Pearls are beautiful and valuable. But since the discovery of these rare gems in ancient times, people have been using machines to produce fake ones. So how can you tell if a pearl is real? Here are a few tips that can help you identify real pearls from the fake ones.
The first step you can take is to touch them and feel the temperature. Real pearls are cold to touch for the first couple of seconds before warming up against your skin. Fake plastic pearls have the same temperature as the room temperature and you don’t feel the coolness when you touch them. However, fake ones that are made of glass beads can be cool to touch to start with. But it tends to take them longer to warm up against your skin than real pearls.
When you examine real pearls closely or under magnification, you’ll notice tiny irregularities and ridges on each pearl’s surface. In a strand of cultured pearls, you can always see very tiny differences between them, even when they are top quality and well matched. If the pearls are completely perfect and identical in terms of shape, size, colour and surface characteristics, they are probably fake.
In addition, cultured pearls reflect light differently from the fake ones. The lustre of fake pearls has a glassy look and is unnatural.
Both natural and cultured pearls often have an overtone, a translucent colour that appears on the outer surface of a pearl. If you notice the pearls have only one uniform colour and are lack of depth, they are likely to be fake. But it’s worth noting that some real pearls have no overtone either. So this method alone cannot tell the authenticity of a pearl.
Most real pearls are rarely round. A strand of cultured pearls that are perfectly round commands an extremely high price and is very rare.
Both natural and cultured pearls have textured surface due to their layered nacre structure. So when you rub the pearls lightly against each other or on your front teeth, they feel a little gritty. Fake or imitation pearls, however, usually feel smooth or glassy.
Real pearls are normally heavier than the fake ones.
The drill holes in real pearls are usually very small whereas those in imitation pearls are often larger. Under magnification, the coating around the drill holes of fake pearls is normally thin and looks like a shiny paint. You can often see flakes or chipped coating around the drill holes that will eventually peel off.
It’s important to remember that all the methods above cannot be used alone to reach a conclusive judgment on whether or not a pearl is real. It’s always useful to combine several of these methods together to detect fake pearls. You can also have pearls tested in a gemological laboratory for a more conclusive result.
Your retailers should tell you whether the pearls you’re buying are real or fake. You should also be cautious when they tell you the pearls are natural.
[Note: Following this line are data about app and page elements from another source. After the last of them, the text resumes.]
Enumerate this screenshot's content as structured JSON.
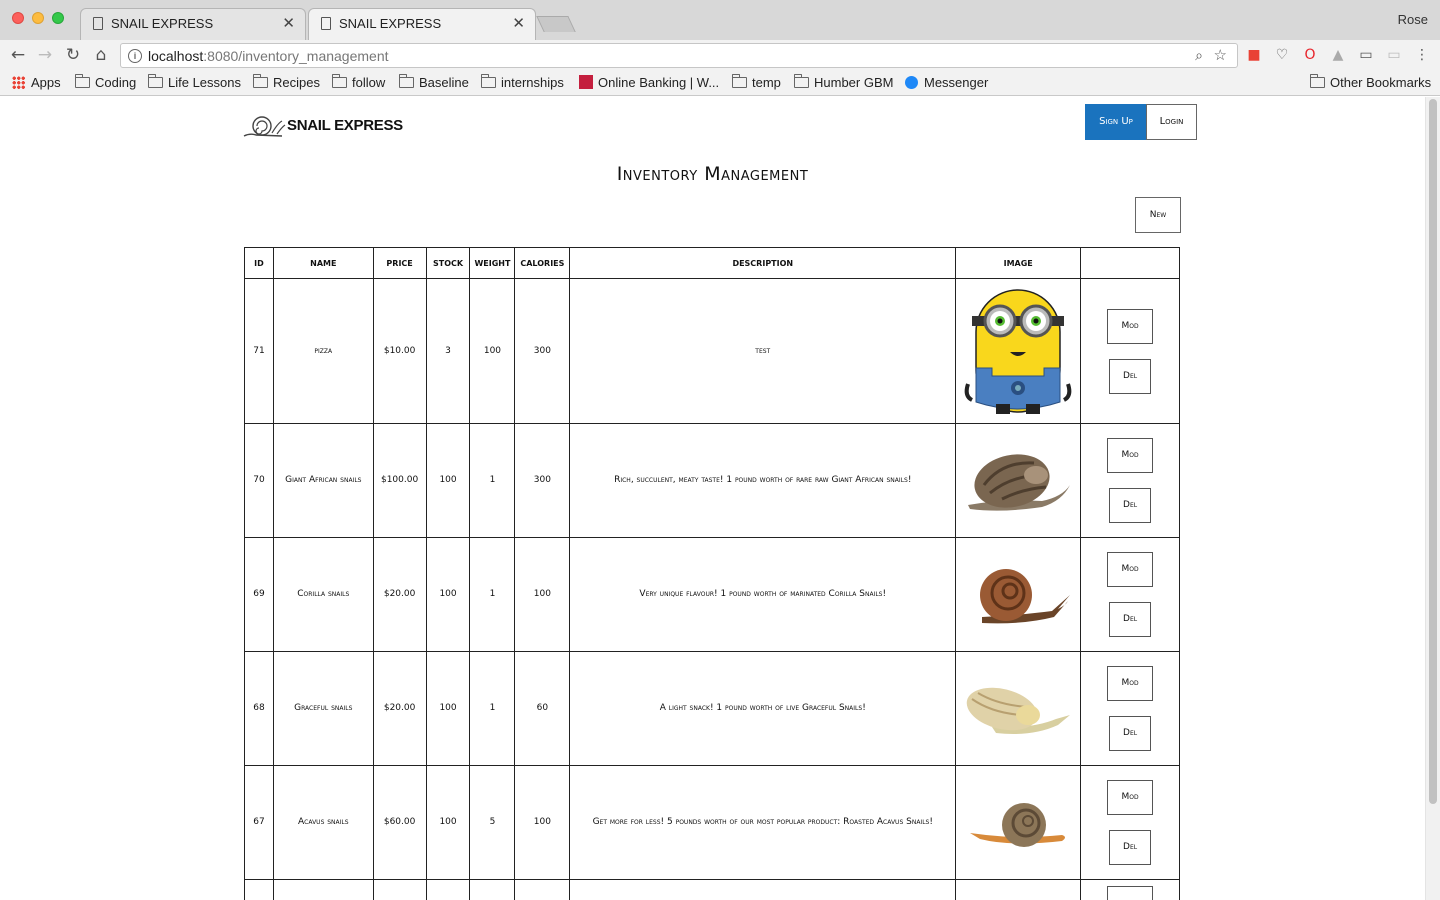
{
  "browser": {
    "tabs": [
      {
        "title": "SNAIL EXPRESS",
        "active": false
      },
      {
        "title": "SNAIL EXPRESS",
        "active": true
      }
    ],
    "profile": "Rose",
    "url_host": "localhost",
    "url_rest": ":8080/inventory_management",
    "bookmarks": [
      {
        "label": "Apps",
        "icon": "apps-icon"
      },
      {
        "label": "Coding",
        "icon": "folder-icon"
      },
      {
        "label": "Life Lessons",
        "icon": "folder-icon"
      },
      {
        "label": "Recipes",
        "icon": "folder-icon"
      },
      {
        "label": "follow",
        "icon": "folder-icon"
      },
      {
        "label": "Baseline",
        "icon": "folder-icon"
      },
      {
        "label": "internships",
        "icon": "folder-icon"
      },
      {
        "label": "Online Banking | W...",
        "icon": "cibc-icon"
      },
      {
        "label": "temp",
        "icon": "folder-icon"
      },
      {
        "label": "Humber GBM",
        "icon": "folder-icon"
      },
      {
        "label": "Messenger",
        "icon": "messenger-icon"
      },
      {
        "label": "Other Bookmarks",
        "icon": "folder-icon"
      }
    ]
  },
  "header": {
    "logo_text": "SNAIL EXPRESS",
    "signup_label": "Sign Up",
    "login_label": "Login"
  },
  "page": {
    "title": "Inventory Management",
    "new_label": "New"
  },
  "table": {
    "columns": [
      "ID",
      "NAME",
      "PRICE",
      "STOCK",
      "WEIGHT",
      "CALORIES",
      "DESCRIPTION",
      "IMAGE",
      ""
    ],
    "rows": [
      {
        "id": "71",
        "name": "pizza",
        "price": "$10.00",
        "stock": "3",
        "weight": "100",
        "calories": "300",
        "description": "test",
        "image": "minion",
        "mod": "Mod",
        "del": "Del"
      },
      {
        "id": "70",
        "name": "Giant African snails",
        "price": "$100.00",
        "stock": "100",
        "weight": "1",
        "calories": "300",
        "description": "Rich, succulent, meaty taste! 1 pound worth of rare raw Giant African snails!",
        "image": "snail-brown",
        "mod": "Mod",
        "del": "Del"
      },
      {
        "id": "69",
        "name": "Corilla snails",
        "price": "$20.00",
        "stock": "100",
        "weight": "1",
        "calories": "100",
        "description": "Very unique flavour! 1 pound worth of marinated Corilla Snails!",
        "image": "snail-red",
        "mod": "Mod",
        "del": "Del"
      },
      {
        "id": "68",
        "name": "Graceful snails",
        "price": "$20.00",
        "stock": "100",
        "weight": "1",
        "calories": "60",
        "description": "A light snack! 1 pound worth of live Graceful Snails!",
        "image": "snail-pale",
        "mod": "Mod",
        "del": "Del"
      },
      {
        "id": "67",
        "name": "Acavus snails",
        "price": "$60.00",
        "stock": "100",
        "weight": "5",
        "calories": "100",
        "description": "Get more for less! 5 pounds worth of our most popular product: Roasted Acavus Snails!",
        "image": "snail-orange",
        "mod": "Mod",
        "del": "Del"
      }
    ]
  }
}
Natural pearls are formed without human intervention and are extremely rare and expensive.
At Pearl-Lang, we DO NOT sell imitation or fake pearls. All of our pearls are either freshwater or saltwater cultured pearls.